──────── Given records

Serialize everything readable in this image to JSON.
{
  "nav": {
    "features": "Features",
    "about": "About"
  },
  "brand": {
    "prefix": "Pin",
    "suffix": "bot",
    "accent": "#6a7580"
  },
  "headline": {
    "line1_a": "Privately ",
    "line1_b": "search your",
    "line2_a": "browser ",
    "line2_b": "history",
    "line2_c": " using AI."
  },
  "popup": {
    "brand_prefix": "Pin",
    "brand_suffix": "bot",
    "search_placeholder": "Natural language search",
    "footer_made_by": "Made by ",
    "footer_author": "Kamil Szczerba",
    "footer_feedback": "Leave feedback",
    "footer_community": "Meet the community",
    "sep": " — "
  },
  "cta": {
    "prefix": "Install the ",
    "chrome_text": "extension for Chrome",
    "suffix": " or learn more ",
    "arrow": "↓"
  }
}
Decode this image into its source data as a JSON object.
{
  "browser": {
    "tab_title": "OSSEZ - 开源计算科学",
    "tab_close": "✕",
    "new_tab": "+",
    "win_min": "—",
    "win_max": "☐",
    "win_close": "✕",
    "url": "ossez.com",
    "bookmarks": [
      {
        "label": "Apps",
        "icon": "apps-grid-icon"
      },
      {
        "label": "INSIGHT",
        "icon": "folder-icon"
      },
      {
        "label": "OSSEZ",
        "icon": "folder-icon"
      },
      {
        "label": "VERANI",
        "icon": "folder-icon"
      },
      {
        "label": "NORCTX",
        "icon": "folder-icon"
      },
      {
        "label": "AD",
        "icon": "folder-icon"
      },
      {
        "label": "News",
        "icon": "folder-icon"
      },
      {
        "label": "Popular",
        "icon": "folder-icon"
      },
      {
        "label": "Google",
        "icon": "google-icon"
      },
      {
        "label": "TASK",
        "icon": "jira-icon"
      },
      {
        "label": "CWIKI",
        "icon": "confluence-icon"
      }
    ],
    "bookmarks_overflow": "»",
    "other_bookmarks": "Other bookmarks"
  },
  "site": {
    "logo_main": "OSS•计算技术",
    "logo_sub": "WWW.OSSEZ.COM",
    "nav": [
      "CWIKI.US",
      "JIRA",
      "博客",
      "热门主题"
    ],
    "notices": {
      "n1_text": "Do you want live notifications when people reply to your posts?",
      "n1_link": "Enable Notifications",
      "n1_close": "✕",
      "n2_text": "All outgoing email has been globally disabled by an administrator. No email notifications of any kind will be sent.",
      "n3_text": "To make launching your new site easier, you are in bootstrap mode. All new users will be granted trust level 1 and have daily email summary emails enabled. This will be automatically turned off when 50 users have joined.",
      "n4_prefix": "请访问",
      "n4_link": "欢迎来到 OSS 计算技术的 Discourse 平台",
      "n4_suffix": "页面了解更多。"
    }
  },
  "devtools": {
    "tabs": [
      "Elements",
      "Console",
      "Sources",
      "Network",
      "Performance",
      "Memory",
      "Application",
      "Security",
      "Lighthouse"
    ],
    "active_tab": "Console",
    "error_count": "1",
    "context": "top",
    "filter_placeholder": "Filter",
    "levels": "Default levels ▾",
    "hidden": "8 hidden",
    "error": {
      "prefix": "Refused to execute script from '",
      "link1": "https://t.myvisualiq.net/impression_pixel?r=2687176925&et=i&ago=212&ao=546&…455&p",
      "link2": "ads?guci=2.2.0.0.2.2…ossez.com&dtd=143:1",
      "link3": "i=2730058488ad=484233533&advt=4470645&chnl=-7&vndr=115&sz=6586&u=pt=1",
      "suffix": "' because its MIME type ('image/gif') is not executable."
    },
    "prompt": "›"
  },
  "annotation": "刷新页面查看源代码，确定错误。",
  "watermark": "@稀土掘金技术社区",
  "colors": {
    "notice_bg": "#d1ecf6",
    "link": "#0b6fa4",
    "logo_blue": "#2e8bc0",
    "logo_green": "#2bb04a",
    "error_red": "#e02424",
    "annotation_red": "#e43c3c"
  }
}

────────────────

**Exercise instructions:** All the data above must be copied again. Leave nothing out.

**Response box:**
Serialize everything readable in this image to JSON.
{
  "nav": {
    "features": "Features",
    "about": "About"
  },
  "brand": {
    "prefix": "Pin",
    "suffix": "bot",
    "accent": "#6a7580"
  },
  "headline": {
    "line1_a": "Privately ",
    "line1_b": "search your",
    "line2_a": "browser ",
    "line2_b": "history",
    "line2_c": " using AI."
  },
  "popup": {
    "brand_prefix": "Pin",
    "brand_suffix": "bot",
    "search_placeholder": "Natural language search",
    "footer_made_by": "Made by ",
    "footer_author": "Kamil Szczerba",
    "footer_feedback": "Leave feedback",
    "footer_community": "Meet the community",
    "sep": " — "
  },
  "cta": {
    "prefix": "Install the ",
    "chrome_text": "extension for Chrome",
    "suffix": " or learn more ",
    "arrow": "↓"
  }
}
Decode this image into its source data as a JSON object.
{
  "browser": {
    "tab_title": "OSSEZ - 开源计算科学",
    "tab_close": "✕",
    "new_tab": "+",
    "win_min": "—",
    "win_max": "☐",
    "win_close": "✕",
    "url": "ossez.com",
    "bookmarks": [
      {
        "label": "Apps",
        "icon": "apps-grid-icon"
      },
      {
        "label": "INSIGHT",
        "icon": "folder-icon"
      },
      {
        "label": "OSSEZ",
        "icon": "folder-icon"
      },
      {
        "label": "VERANI",
        "icon": "folder-icon"
      },
      {
        "label": "NORCTX",
        "icon": "folder-icon"
      },
      {
        "label": "AD",
        "icon": "folder-icon"
      },
      {
        "label": "News",
        "icon": "folder-icon"
      },
      {
        "label": "Popular",
        "icon": "folder-icon"
      },
      {
        "label": "Google",
        "icon": "google-icon"
      },
      {
        "label": "TASK",
        "icon": "jira-icon"
      },
      {
        "label": "CWIKI",
        "icon": "confluence-icon"
      }
    ],
    "bookmarks_overflow": "»",
    "other_bookmarks": "Other bookmarks"
  },
  "site": {
    "logo_main": "OSS•计算技术",
    "logo_sub": "WWW.OSSEZ.COM",
    "nav": [
      "CWIKI.US",
      "JIRA",
      "博客",
      "热门主题"
    ],
    "notices": {
      "n1_text": "Do you want live notifications when people reply to your posts?",
      "n1_link": "Enable Notifications",
      "n1_close": "✕",
      "n2_text": "All outgoing email has been globally disabled by an administrator. No email notifications of any kind will be sent.",
      "n3_text": "To make launching your new site easier, you are in bootstrap mode. All new users will be granted trust level 1 and have daily email summary emails enabled. This will be automatically turned off when 50 users have joined.",
      "n4_prefix": "请访问",
      "n4_link": "欢迎来到 OSS 计算技术的 Discourse 平台",
      "n4_suffix": "页面了解更多。"
    }
  },
  "devtools": {
    "tabs": [
      "Elements",
      "Console",
      "Sources",
      "Network",
      "Performance",
      "Memory",
      "Application",
      "Security",
      "Lighthouse"
    ],
    "active_tab": "Console",
    "error_count": "1",
    "context": "top",
    "filter_placeholder": "Filter",
    "levels": "Default levels ▾",
    "hidden": "8 hidden",
    "error": {
      "prefix": "Refused to execute script from '",
      "link1": "https://t.myvisualiq.net/impression_pixel?r=2687176925&et=i&ago=212&ao=546&…455&p",
      "link2": "ads?guci=2.2.0.0.2.2…ossez.com&dtd=143:1",
      "link3": "i=2730058488ad=484233533&advt=4470645&chnl=-7&vndr=115&sz=6586&u=pt=1",
      "suffix": "' because its MIME type ('image/gif') is not executable."
    },
    "prompt": "›"
  },
  "annotation": "刷新页面查看源代码，确定错误。",
  "watermark": "@稀土掘金技术社区",
  "colors": {
    "notice_bg": "#d1ecf6",
    "link": "#0b6fa4",
    "logo_blue": "#2e8bc0",
    "logo_green": "#2bb04a",
    "error_red": "#e02424",
    "annotation_red": "#e43c3c"
  }
}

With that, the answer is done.